- **THE PROBLEM**
Without the pictures, reproduce the entries below exactly.

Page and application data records
▼▼▼

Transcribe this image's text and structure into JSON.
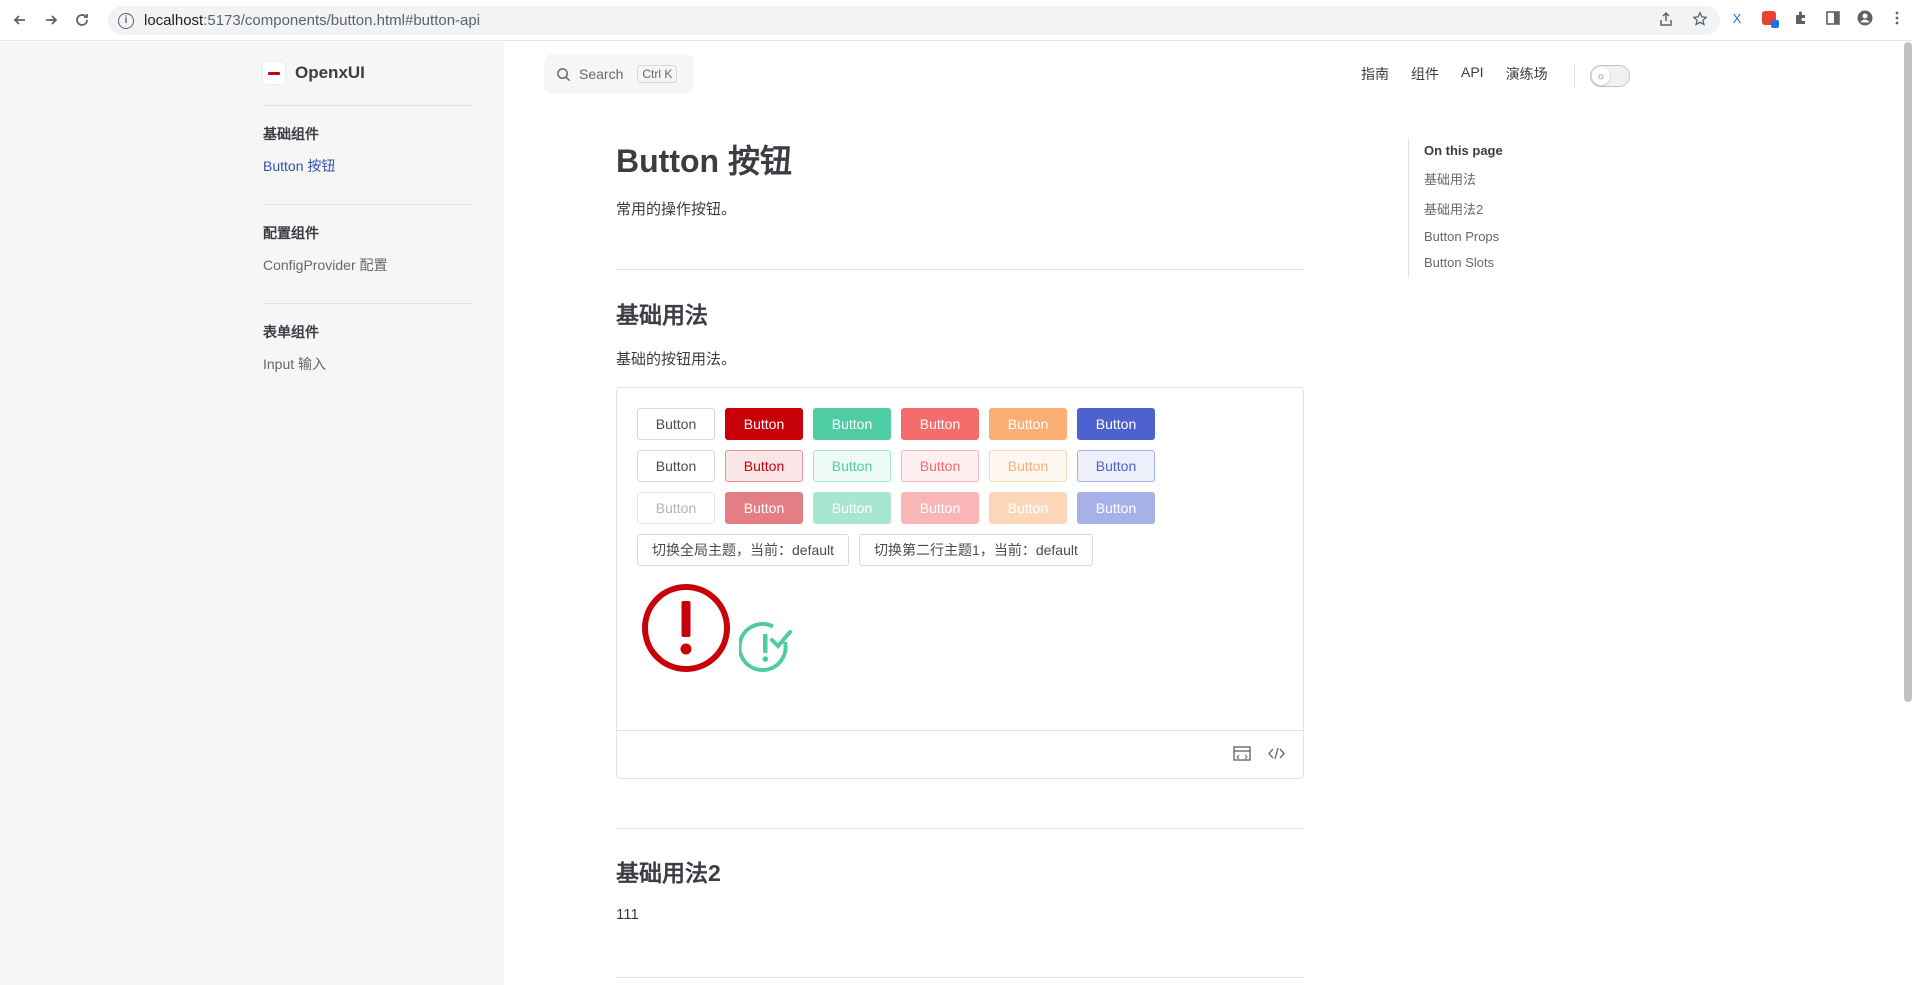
{
  "browser": {
    "url_host": "localhost",
    "url_path": ":5173/components/button.html#button-api"
  },
  "brand": {
    "name": "OpenxUI"
  },
  "sidebar": {
    "groups": [
      {
        "title": "基础组件",
        "items": [
          {
            "label": "Button 按钮",
            "active": true
          }
        ]
      },
      {
        "title": "配置组件",
        "items": [
          {
            "label": "ConfigProvider 配置"
          }
        ]
      },
      {
        "title": "表单组件",
        "items": [
          {
            "label": "Input 输入"
          }
        ]
      }
    ]
  },
  "search": {
    "label": "Search",
    "shortcut": "Ctrl K"
  },
  "nav": {
    "items": [
      "指南",
      "组件",
      "API",
      "演练场"
    ]
  },
  "content": {
    "title": "Button 按钮",
    "lead": "常用的操作按钮。",
    "section1": {
      "title": "基础用法",
      "desc": "基础的按钮用法。"
    },
    "section2": {
      "title": "基础用法2",
      "desc": "111"
    },
    "button_label": "Button",
    "toggle_global": "切换全局主题，当前：default",
    "toggle_row2": "切换第二行主题1，当前：default"
  },
  "buttons": {
    "row1": [
      {
        "bg": "#ffffff",
        "border": "#d9d9d9",
        "color": "#4c4c4c"
      },
      {
        "bg": "#c8000a",
        "border": "#c8000a",
        "color": "#ffffff"
      },
      {
        "bg": "#4ecca3",
        "border": "#4ecca3",
        "color": "#ffffff"
      },
      {
        "bg": "#f56c6c",
        "border": "#f56c6c",
        "color": "#ffffff"
      },
      {
        "bg": "#fbaf74",
        "border": "#fbaf74",
        "color": "#ffffff"
      },
      {
        "bg": "#4d62d0",
        "border": "#4d62d0",
        "color": "#ffffff"
      }
    ],
    "row2": [
      {
        "bg": "#ffffff",
        "border": "#d9d9d9",
        "color": "#4c4c4c"
      },
      {
        "bg": "#fbe6e7",
        "border": "#e89498",
        "color": "#c8000a"
      },
      {
        "bg": "#edfaf6",
        "border": "#a7e6d1",
        "color": "#4ecca3"
      },
      {
        "bg": "#fef0f0",
        "border": "#fab6b6",
        "color": "#f56c6c"
      },
      {
        "bg": "#fff7f1",
        "border": "#fdd7ba",
        "color": "#fbaf74"
      },
      {
        "bg": "#edeffa",
        "border": "#a6b1e8",
        "color": "#4d62d0"
      }
    ],
    "row3": [
      {
        "bg": "#ffffff",
        "border": "#e4e4e4",
        "color": "#b4b4b4"
      },
      {
        "bg": "#e37f84",
        "border": "#e37f84",
        "color": "#ffffff"
      },
      {
        "bg": "#a7e6d1",
        "border": "#a7e6d1",
        "color": "#ffffff"
      },
      {
        "bg": "#fab6b6",
        "border": "#fab6b6",
        "color": "#ffffff"
      },
      {
        "bg": "#fdd7ba",
        "border": "#fdd7ba",
        "color": "#ffffff"
      },
      {
        "bg": "#a6b1e8",
        "border": "#a6b1e8",
        "color": "#ffffff"
      }
    ]
  },
  "icons": {
    "warning": "warning-circle-icon",
    "success": "check-circle-icon",
    "warning_color": "#c8000a",
    "success_color": "#4ecca3"
  },
  "toc": {
    "title": "On this page",
    "items": [
      "基础用法",
      "基础用法2",
      "Button Props",
      "Button Slots"
    ]
  }
}
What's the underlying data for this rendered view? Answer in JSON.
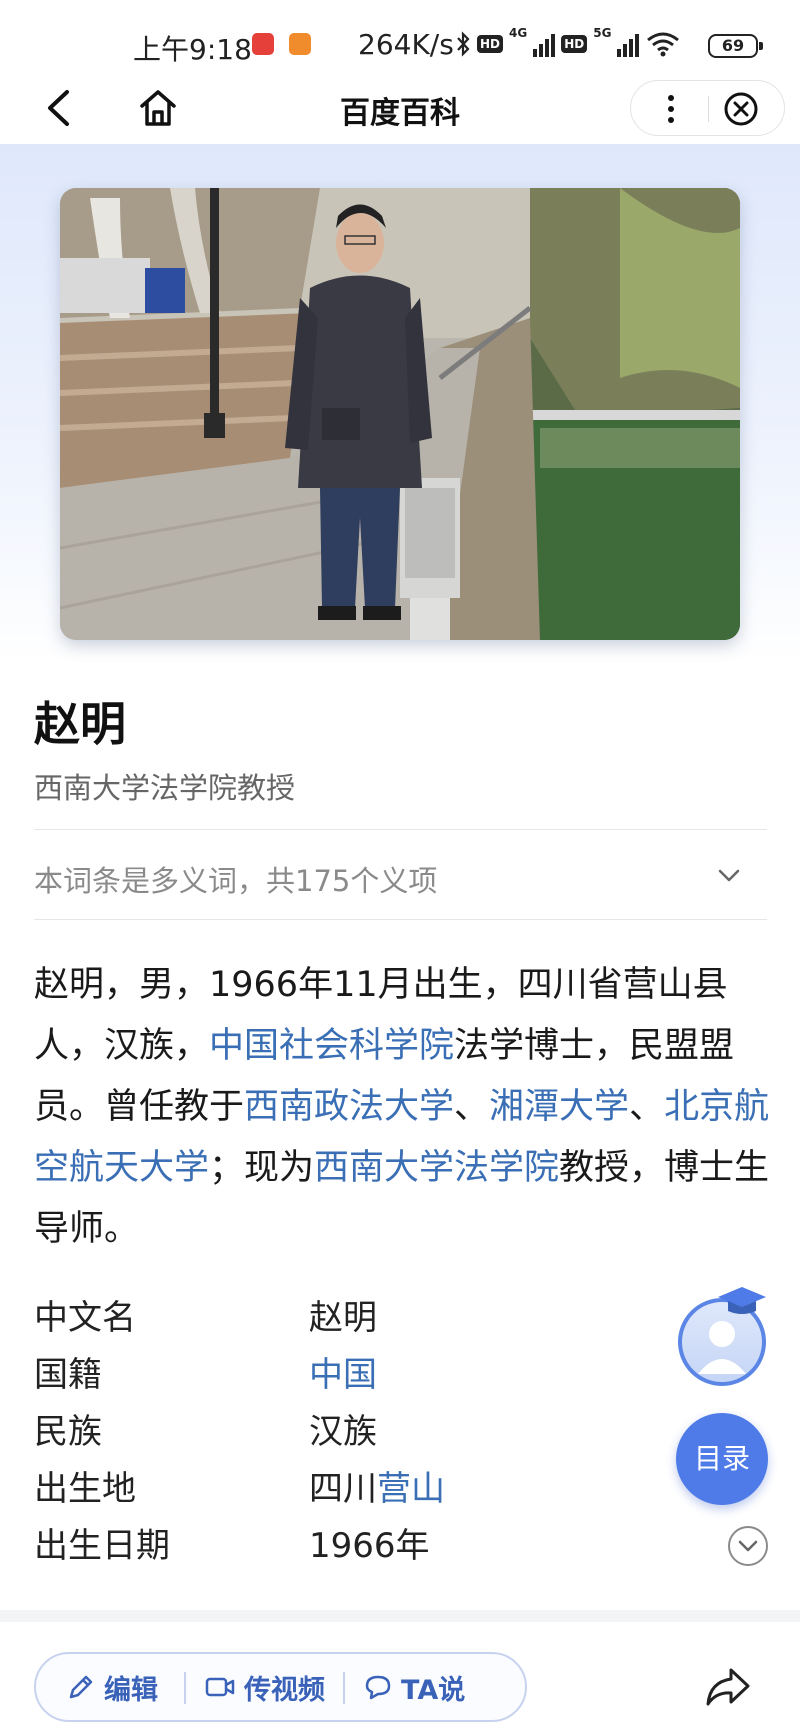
{
  "status": {
    "time": "上午9:18",
    "net_speed": "264K/s",
    "hd_label": "HD",
    "net_4g": "4G",
    "net_5g": "5G",
    "battery": "69"
  },
  "nav": {
    "title": "百度百科"
  },
  "entry": {
    "name": "赵明",
    "subtitle": "西南大学法学院教授",
    "polysemy_note": "本词条是多义词，共175个义项",
    "summary": {
      "p1": "赵明，男，1966年11月出生，四川省营山县人，汉族，",
      "l1": "中国社会科学院",
      "p2": "法学博士，民盟盟员。曾任教于",
      "l2": "西南政法大学",
      "p3": "、",
      "l3": "湘潭大学",
      "p4": "、",
      "l4": "北京航空航天大学",
      "p5": "；现为",
      "l5": "西南大学法学院",
      "p6": "教授，博士生导师。"
    }
  },
  "infobox": [
    {
      "label": "中文名",
      "value": "赵明"
    },
    {
      "label": "国籍",
      "value_link": "中国"
    },
    {
      "label": "民族",
      "value": "汉族"
    },
    {
      "label": "出生地",
      "value": "四川",
      "value_link": "营山"
    },
    {
      "label": "出生日期",
      "value": "1966年"
    }
  ],
  "floating": {
    "toc_label": "目录"
  },
  "bottom_bar": {
    "edit_label": "编辑",
    "video_label": "传视频",
    "ta_label": "TA说"
  },
  "colors": {
    "link": "#3a6fb5",
    "accent": "#4e7be8"
  }
}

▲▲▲

- **SOLUTION TO THIS EXERCISE**
Transcribe this image's text and structure into JSON.
{
  "browser": {
    "url_host": "localhost",
    "url_path": ":5173/components/button.html#button-api"
  },
  "brand": {
    "name": "OpenxUI"
  },
  "sidebar": {
    "groups": [
      {
        "title": "基础组件",
        "items": [
          {
            "label": "Button 按钮",
            "active": true
          }
        ]
      },
      {
        "title": "配置组件",
        "items": [
          {
            "label": "ConfigProvider 配置"
          }
        ]
      },
      {
        "title": "表单组件",
        "items": [
          {
            "label": "Input 输入"
          }
        ]
      }
    ]
  },
  "search": {
    "label": "Search",
    "shortcut": "Ctrl K"
  },
  "nav": {
    "items": [
      "指南",
      "组件",
      "API",
      "演练场"
    ]
  },
  "content": {
    "title": "Button 按钮",
    "lead": "常用的操作按钮。",
    "section1": {
      "title": "基础用法",
      "desc": "基础的按钮用法。"
    },
    "section2": {
      "title": "基础用法2",
      "desc": "111"
    },
    "button_label": "Button",
    "toggle_global": "切换全局主题，当前：default",
    "toggle_row2": "切换第二行主题1，当前：default"
  },
  "buttons": {
    "row1": [
      {
        "bg": "#ffffff",
        "border": "#d9d9d9",
        "color": "#4c4c4c"
      },
      {
        "bg": "#c8000a",
        "border": "#c8000a",
        "color": "#ffffff"
      },
      {
        "bg": "#4ecca3",
        "border": "#4ecca3",
        "color": "#ffffff"
      },
      {
        "bg": "#f56c6c",
        "border": "#f56c6c",
        "color": "#ffffff"
      },
      {
        "bg": "#fbaf74",
        "border": "#fbaf74",
        "color": "#ffffff"
      },
      {
        "bg": "#4d62d0",
        "border": "#4d62d0",
        "color": "#ffffff"
      }
    ],
    "row2": [
      {
        "bg": "#ffffff",
        "border": "#d9d9d9",
        "color": "#4c4c4c"
      },
      {
        "bg": "#fbe6e7",
        "border": "#e89498",
        "color": "#c8000a"
      },
      {
        "bg": "#edfaf6",
        "border": "#a7e6d1",
        "color": "#4ecca3"
      },
      {
        "bg": "#fef0f0",
        "border": "#fab6b6",
        "color": "#f56c6c"
      },
      {
        "bg": "#fff7f1",
        "border": "#fdd7ba",
        "color": "#fbaf74"
      },
      {
        "bg": "#edeffa",
        "border": "#a6b1e8",
        "color": "#4d62d0"
      }
    ],
    "row3": [
      {
        "bg": "#ffffff",
        "border": "#e4e4e4",
        "color": "#b4b4b4"
      },
      {
        "bg": "#e37f84",
        "border": "#e37f84",
        "color": "#ffffff"
      },
      {
        "bg": "#a7e6d1",
        "border": "#a7e6d1",
        "color": "#ffffff"
      },
      {
        "bg": "#fab6b6",
        "border": "#fab6b6",
        "color": "#ffffff"
      },
      {
        "bg": "#fdd7ba",
        "border": "#fdd7ba",
        "color": "#ffffff"
      },
      {
        "bg": "#a6b1e8",
        "border": "#a6b1e8",
        "color": "#ffffff"
      }
    ]
  },
  "icons": {
    "warning": "warning-circle-icon",
    "success": "check-circle-icon",
    "warning_color": "#c8000a",
    "success_color": "#4ecca3"
  },
  "toc": {
    "title": "On this page",
    "items": [
      "基础用法",
      "基础用法2",
      "Button Props",
      "Button Slots"
    ]
  }
}
What's the underlying data for this rendered view? Answer in JSON.
{
  "status": {
    "time": "上午9:18",
    "net_speed": "264K/s",
    "hd_label": "HD",
    "net_4g": "4G",
    "net_5g": "5G",
    "battery": "69"
  },
  "nav": {
    "title": "百度百科"
  },
  "entry": {
    "name": "赵明",
    "subtitle": "西南大学法学院教授",
    "polysemy_note": "本词条是多义词，共175个义项",
    "summary": {
      "p1": "赵明，男，1966年11月出生，四川省营山县人，汉族，",
      "l1": "中国社会科学院",
      "p2": "法学博士，民盟盟员。曾任教于",
      "l2": "西南政法大学",
      "p3": "、",
      "l3": "湘潭大学",
      "p4": "、",
      "l4": "北京航空航天大学",
      "p5": "；现为",
      "l5": "西南大学法学院",
      "p6": "教授，博士生导师。"
    }
  },
  "infobox": [
    {
      "label": "中文名",
      "value": "赵明"
    },
    {
      "label": "国籍",
      "value_link": "中国"
    },
    {
      "label": "民族",
      "value": "汉族"
    },
    {
      "label": "出生地",
      "value": "四川",
      "value_link": "营山"
    },
    {
      "label": "出生日期",
      "value": "1966年"
    }
  ],
  "floating": {
    "toc_label": "目录"
  },
  "bottom_bar": {
    "edit_label": "编辑",
    "video_label": "传视频",
    "ta_label": "TA说"
  },
  "colors": {
    "link": "#3a6fb5",
    "accent": "#4e7be8"
  }
}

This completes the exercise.